## WHAT THIS TASK INVOLVES
Give the entries again exactly, without pictures.

Page and application data records:

= = = = =

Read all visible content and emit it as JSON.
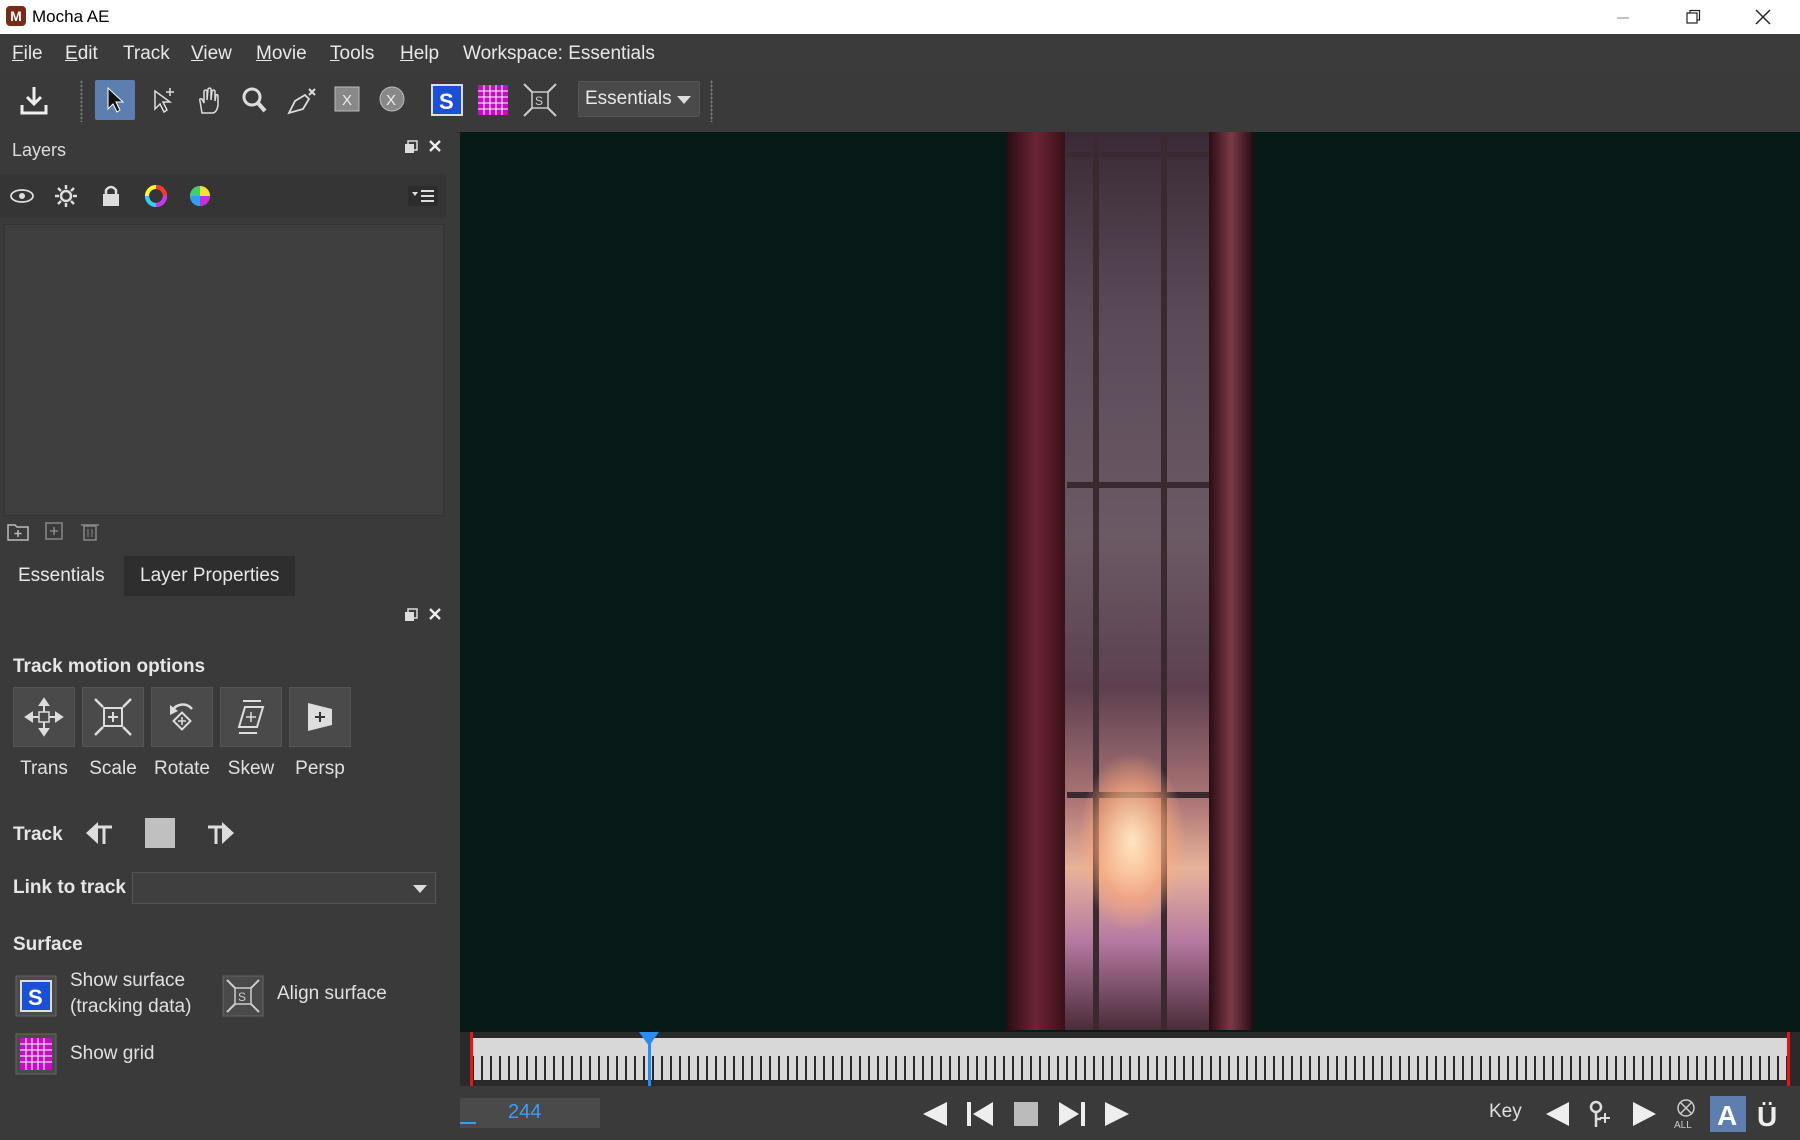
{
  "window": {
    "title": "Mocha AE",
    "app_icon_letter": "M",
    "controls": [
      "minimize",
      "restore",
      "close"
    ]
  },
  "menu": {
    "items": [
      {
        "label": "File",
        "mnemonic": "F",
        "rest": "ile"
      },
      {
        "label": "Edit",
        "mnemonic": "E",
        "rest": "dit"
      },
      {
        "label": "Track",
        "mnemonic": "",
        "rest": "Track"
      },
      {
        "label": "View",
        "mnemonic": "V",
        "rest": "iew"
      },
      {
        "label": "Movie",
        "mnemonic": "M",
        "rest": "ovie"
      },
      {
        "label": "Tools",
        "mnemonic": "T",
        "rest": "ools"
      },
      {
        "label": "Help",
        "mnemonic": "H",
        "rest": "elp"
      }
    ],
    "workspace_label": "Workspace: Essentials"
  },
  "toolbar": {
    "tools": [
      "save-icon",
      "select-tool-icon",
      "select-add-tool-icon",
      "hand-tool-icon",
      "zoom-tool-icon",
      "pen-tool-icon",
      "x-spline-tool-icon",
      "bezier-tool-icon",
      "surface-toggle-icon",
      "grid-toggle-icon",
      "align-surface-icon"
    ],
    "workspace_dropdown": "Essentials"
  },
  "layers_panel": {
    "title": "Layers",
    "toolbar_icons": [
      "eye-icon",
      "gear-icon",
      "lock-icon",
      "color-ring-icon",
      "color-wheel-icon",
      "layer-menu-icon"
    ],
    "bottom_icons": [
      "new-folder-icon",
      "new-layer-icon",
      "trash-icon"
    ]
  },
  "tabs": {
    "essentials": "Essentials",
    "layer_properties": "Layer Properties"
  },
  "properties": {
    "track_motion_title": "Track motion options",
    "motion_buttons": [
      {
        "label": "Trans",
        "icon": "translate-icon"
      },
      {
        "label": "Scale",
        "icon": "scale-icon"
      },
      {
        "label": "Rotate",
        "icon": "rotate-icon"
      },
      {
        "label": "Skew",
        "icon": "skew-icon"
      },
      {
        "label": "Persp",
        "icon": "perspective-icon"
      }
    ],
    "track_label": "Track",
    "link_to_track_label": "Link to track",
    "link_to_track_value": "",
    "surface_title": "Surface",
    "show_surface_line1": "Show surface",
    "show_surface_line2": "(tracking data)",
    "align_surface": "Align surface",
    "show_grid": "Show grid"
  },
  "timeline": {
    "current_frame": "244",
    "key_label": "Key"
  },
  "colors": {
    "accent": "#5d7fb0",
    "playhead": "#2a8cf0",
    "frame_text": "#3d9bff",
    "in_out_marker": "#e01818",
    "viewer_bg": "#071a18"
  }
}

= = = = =

## ANSWER SECTION
Read all visible content and emit it as JSON.
{
  "window": {
    "title": "Mocha AE",
    "app_icon_letter": "M",
    "controls": [
      "minimize",
      "restore",
      "close"
    ]
  },
  "menu": {
    "items": [
      {
        "label": "File",
        "mnemonic": "F",
        "rest": "ile"
      },
      {
        "label": "Edit",
        "mnemonic": "E",
        "rest": "dit"
      },
      {
        "label": "Track",
        "mnemonic": "",
        "rest": "Track"
      },
      {
        "label": "View",
        "mnemonic": "V",
        "rest": "iew"
      },
      {
        "label": "Movie",
        "mnemonic": "M",
        "rest": "ovie"
      },
      {
        "label": "Tools",
        "mnemonic": "T",
        "rest": "ools"
      },
      {
        "label": "Help",
        "mnemonic": "H",
        "rest": "elp"
      }
    ],
    "workspace_label": "Workspace: Essentials"
  },
  "toolbar": {
    "tools": [
      "save-icon",
      "select-tool-icon",
      "select-add-tool-icon",
      "hand-tool-icon",
      "zoom-tool-icon",
      "pen-tool-icon",
      "x-spline-tool-icon",
      "bezier-tool-icon",
      "surface-toggle-icon",
      "grid-toggle-icon",
      "align-surface-icon"
    ],
    "workspace_dropdown": "Essentials"
  },
  "layers_panel": {
    "title": "Layers",
    "toolbar_icons": [
      "eye-icon",
      "gear-icon",
      "lock-icon",
      "color-ring-icon",
      "color-wheel-icon",
      "layer-menu-icon"
    ],
    "bottom_icons": [
      "new-folder-icon",
      "new-layer-icon",
      "trash-icon"
    ]
  },
  "tabs": {
    "essentials": "Essentials",
    "layer_properties": "Layer Properties"
  },
  "properties": {
    "track_motion_title": "Track motion options",
    "motion_buttons": [
      {
        "label": "Trans",
        "icon": "translate-icon"
      },
      {
        "label": "Scale",
        "icon": "scale-icon"
      },
      {
        "label": "Rotate",
        "icon": "rotate-icon"
      },
      {
        "label": "Skew",
        "icon": "skew-icon"
      },
      {
        "label": "Persp",
        "icon": "perspective-icon"
      }
    ],
    "track_label": "Track",
    "link_to_track_label": "Link to track",
    "link_to_track_value": "",
    "surface_title": "Surface",
    "show_surface_line1": "Show surface",
    "show_surface_line2": "(tracking data)",
    "align_surface": "Align surface",
    "show_grid": "Show grid"
  },
  "timeline": {
    "current_frame": "244",
    "key_label": "Key"
  },
  "colors": {
    "accent": "#5d7fb0",
    "playhead": "#2a8cf0",
    "frame_text": "#3d9bff",
    "in_out_marker": "#e01818",
    "viewer_bg": "#071a18"
  }
}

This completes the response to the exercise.